> [EXERCISE DIRECTIONS] Go through the data below and return each line where the string "primary" occurs.

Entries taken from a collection
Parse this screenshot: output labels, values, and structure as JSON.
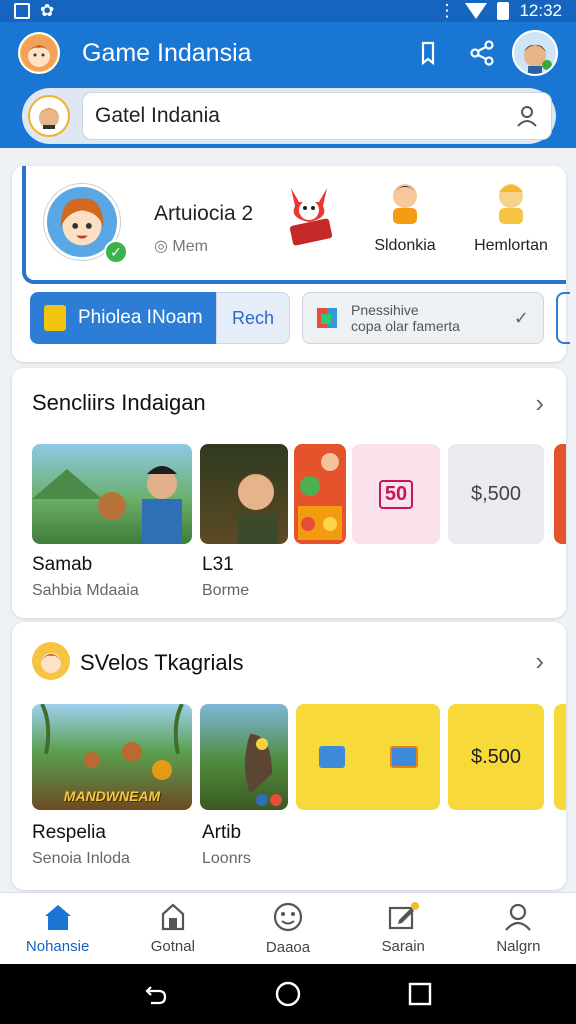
{
  "status": {
    "time": "12:32"
  },
  "app_bar": {
    "title": "Game Indansia"
  },
  "search": {
    "value": "Gatel Indania"
  },
  "profile": {
    "name": "Artuiocia 2",
    "sub": "Mem",
    "friends": [
      {
        "label": ""
      },
      {
        "label": "Sldonkia"
      },
      {
        "label": "Hemlortan"
      }
    ]
  },
  "chips": {
    "primary": "Phiolea INoam",
    "secondary": "Rech",
    "promo_line1": "Pnessihive",
    "promo_line2": "copa olar famerta"
  },
  "section1": {
    "title": "Sencliirs Indaigan",
    "items": [
      {
        "label": "Samab",
        "sub": "Sahbia Mdaaia"
      },
      {
        "label": "L31",
        "sub": "Borme"
      }
    ],
    "badge": "50",
    "price": "$,500"
  },
  "section2": {
    "title": "SVelos Tkagrials",
    "banner": "MANDWNEAM",
    "items": [
      {
        "label": "Respelia",
        "sub": "Senoia Inloda"
      },
      {
        "label": "Artib",
        "sub": "Loonrs"
      }
    ],
    "price": "$.500"
  },
  "nav": {
    "items": [
      {
        "label": "Nohansie",
        "icon": "home-icon"
      },
      {
        "label": "Gotnal",
        "icon": "store-icon"
      },
      {
        "label": "Daaoa",
        "icon": "smiley-icon"
      },
      {
        "label": "Sarain",
        "icon": "edit-icon"
      },
      {
        "label": "Nalgrn",
        "icon": "person-icon"
      }
    ]
  },
  "colors": {
    "primary": "#1976d2",
    "accent_yellow": "#f7d93a",
    "badge_pink": "#fbe1ec"
  }
}
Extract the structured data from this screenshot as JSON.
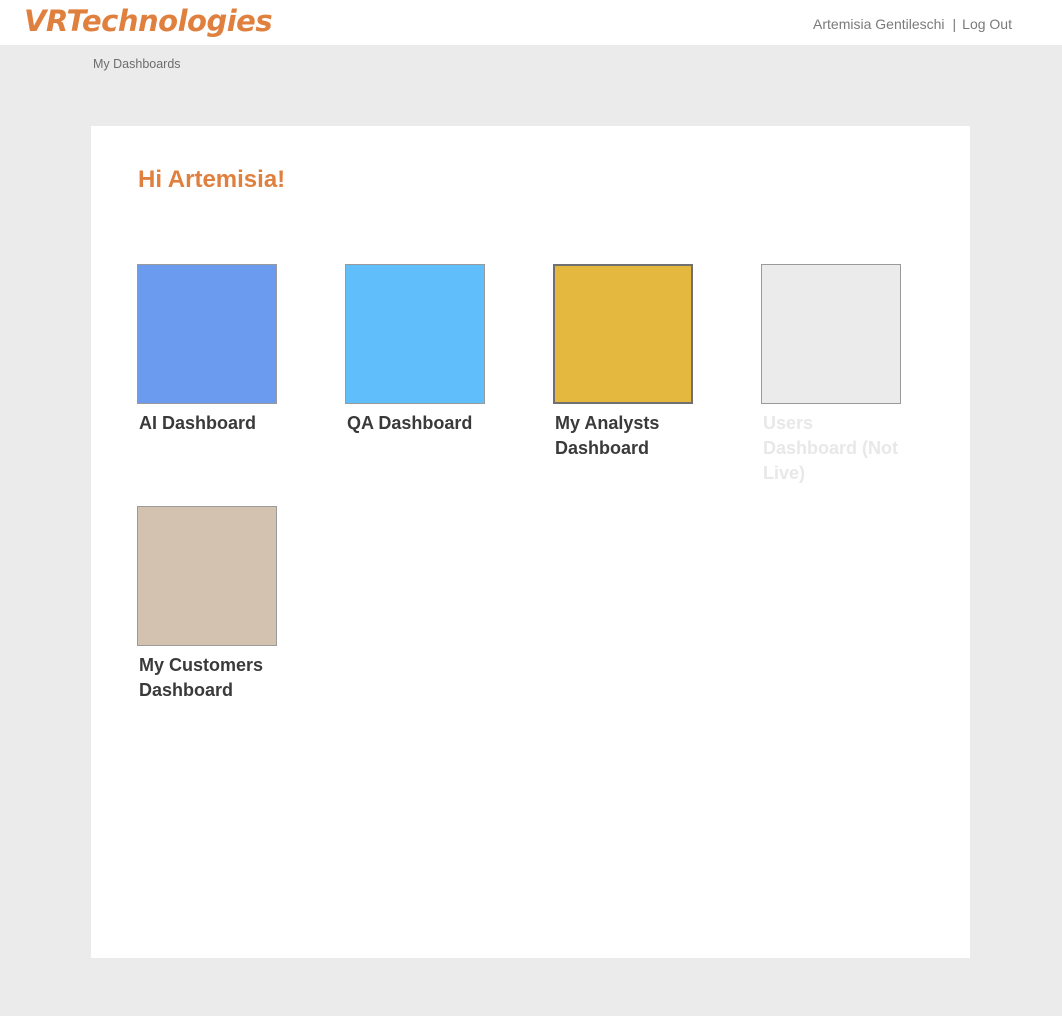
{
  "header": {
    "logo": "VRTechnologies",
    "user_name": "Artemisia Gentileschi",
    "separator": "|",
    "logout_label": "Log Out"
  },
  "breadcrumb": "My Dashboards",
  "greeting": "Hi Artemisia!",
  "dashboards": [
    {
      "label": "AI Dashboard",
      "color": "#6b9bef",
      "live": true
    },
    {
      "label": "QA Dashboard",
      "color": "#60befa",
      "live": true
    },
    {
      "label": "My Analysts Dashboard",
      "color": "#e4b83f",
      "live": true
    },
    {
      "label": "Users Dashboard (Not Live)",
      "color": "#ebebeb",
      "live": false
    },
    {
      "label": "My Customers Dashboard",
      "color": "#d4c2b1",
      "live": true
    }
  ]
}
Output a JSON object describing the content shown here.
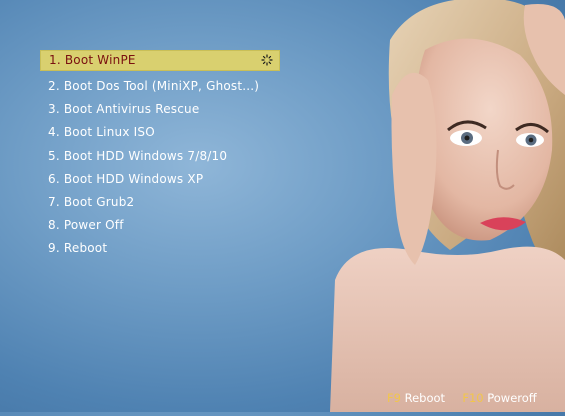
{
  "menu": {
    "items": [
      {
        "label": "1. Boot WinPE",
        "selected": true
      },
      {
        "label": "2. Boot Dos Tool (MiniXP, Ghost...)"
      },
      {
        "label": "3. Boot Antivirus Rescue"
      },
      {
        "label": "4. Boot Linux ISO"
      },
      {
        "label": "5. Boot HDD Windows 7/8/10"
      },
      {
        "label": "6. Boot HDD Windows XP"
      },
      {
        "label": "7. Boot Grub2"
      },
      {
        "label": "8. Power Off"
      },
      {
        "label": "9. Reboot"
      }
    ]
  },
  "footer": {
    "reboot_key": "F9",
    "reboot_label": "Reboot",
    "poweroff_key": "F10",
    "poweroff_label": "Poweroff"
  },
  "colors": {
    "background": "#5f90be",
    "highlight_bar": "#d9d06f",
    "highlight_text": "#7a1010",
    "menu_text": "#ffffff",
    "hotkey": "#f2c64a"
  },
  "icons": {
    "selected_indicator": "spinner-icon"
  }
}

> [ANSWER TO THIS EXERCISE]
    "primary": "Phiolea INoam",
    "primary": "#1976d2",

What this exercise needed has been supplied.